Deepwater Horizon film
Oil Spills, Bank Robberies, and Fake X-Men: September 30's New MoviesFriday, September 30, 2016 Rob Samuelson
This weekend is the last before Hollywood studios go all out with their Oscar drives. As such, it's a little bizarre. There's one that could be an awards contender, but it's unlikely. The other two, not so much. Each has potential to be good, though, even if not in the way that gets Oscar nominations.
|Photo credit: Deepwater Horizon/Facebook|
Director: Peter Berg
Writers: Matthew Michael Carnahan, Matthew Sand
Starring: Mark Wahlberg, Kurt Russell, Douglas M. Griffin, Gina Rodriguez, Kate Hudson
The 2010 oil spill in the Gulf of Mexico was a disaster that spurred my first political engagement -- I have bought gas from a BP station once since the environmental calamity they were too careless to prevent. Considering that I now write about politics for my day job, you could say it mattered a great deal to me. Why, then, am I struggling to gather excitement for Deepwater Horizon? It's mostly because filmmaker J.C. Chandor (All Is Lost, A Most Violent Year) left the project before it began shooting, robbing us of a third potential great movie from him this decade.
Replacing Chandor (who remains a producer) is Peter Berg, a director whose movies receive shrugs and variations of the phrase, “It's fine,” more often than not. It doesn't help that leading man Mark Wahlberg hasn't done much worthwhile since his supporting role in The Departed a decade ago. Anything can happen, of course, but this one arrives with a sense of “what could have been.”
Director: Jared Hess
Writers: Chris Bowman, Hubbel Palmer, Emily Spivey
Starring: Kate McKinnon, Kristen Wiig, Jason Sudeikis, Zach Galifianakis, Owen Wilson
When I was in high school a little movie called Napolean Dynamite hit theaters. It was low key and featured now-iconic images of off-kilter clothing and people from a small Midwestern town. All of my friends loved it and I saw it six times in about a two-month span. Problem was, I didn't like it the first time. By round three or four, I wanted to strangle every one of my friends. By the sixth go ‘round, I thought I was being punished for committing genocide in a former life.

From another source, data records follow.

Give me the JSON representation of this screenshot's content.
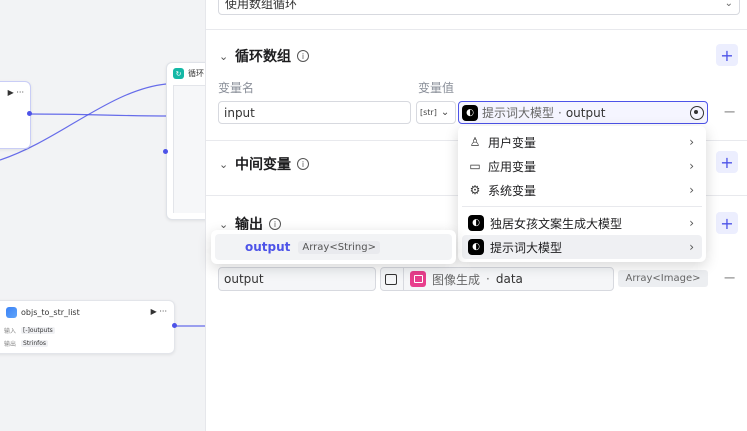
{
  "canvas": {
    "loop_node_label": "循环",
    "objs_node": {
      "title": "objs_to_str_list",
      "input_label": "输入",
      "input_type": "[-]",
      "input_value": "outputs",
      "output_label": "输出",
      "output_type": "Str",
      "output_value": "infos"
    },
    "node_controls": "▶ ···"
  },
  "panel": {
    "top_select_value": "使用数组循环",
    "loop_array": {
      "title": "循环数组",
      "col_name": "变量名",
      "col_value": "变量值",
      "row": {
        "name": "input",
        "type_label": "[str]",
        "ref_source": "提示词大模型",
        "ref_separator": " · ",
        "ref_field": "output"
      }
    },
    "dropdown": {
      "items": [
        {
          "icon": "user-icon",
          "label": "用户变量"
        },
        {
          "icon": "folder-icon",
          "label": "应用变量"
        },
        {
          "icon": "gear-icon",
          "label": "系统变量"
        }
      ],
      "nodes": [
        {
          "label": "独居女孩文案生成大模型"
        },
        {
          "label": "提示词大模型"
        }
      ]
    },
    "submenu": {
      "name": "output",
      "type": "Array<String>"
    },
    "intermediate": {
      "title": "中间变量"
    },
    "output": {
      "title": "输出",
      "row": {
        "name": "output",
        "ref_source": "图像生成",
        "ref_separator": " · ",
        "ref_field": "data",
        "type": "Array<Image>"
      }
    }
  },
  "colors": {
    "accent": "#4d53e8",
    "connector": "#4d53e8"
  }
}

And now Napolean Dynamite director Jared Hess has a new movie. I know deep in my bones this is a terrible thing to think, but I might be a little excited for Masterminds. The cast, which includes Kristen Wiig and Zach Galifianakis as a pair of losers who plan a bank heist. Joining them are Wiig’s fellow new Ghostbusters, Leslie Jones and Kate McKinnon. It's a promising cast and a fine premise. But Hess, though. Hess...
Miss Peregrine’s Home for Peculiar Children
Director: Tim Burton
Writer: Jane Goldman
Starring: Eva Green, Asa Butterfield, Samuel L. Jackson, Judi Dench
Tim Burton returns this weekend with another story about misfits with weird, gothic affectations. This time, though, he riffs on classic X-Men comics with a tale about a school of “special” adolescents who must band together to overcome a society that theoretically hates and fears them.
Joining Burton are Eva Green (Casino Royale) and Asa Butterfield (Hugo), a pair of eerie screen presences. This could very well end up as paint-by-numbers Burton, but with Johnny Depp nowhere to be seen, there might be some room for this film to achieve freshness.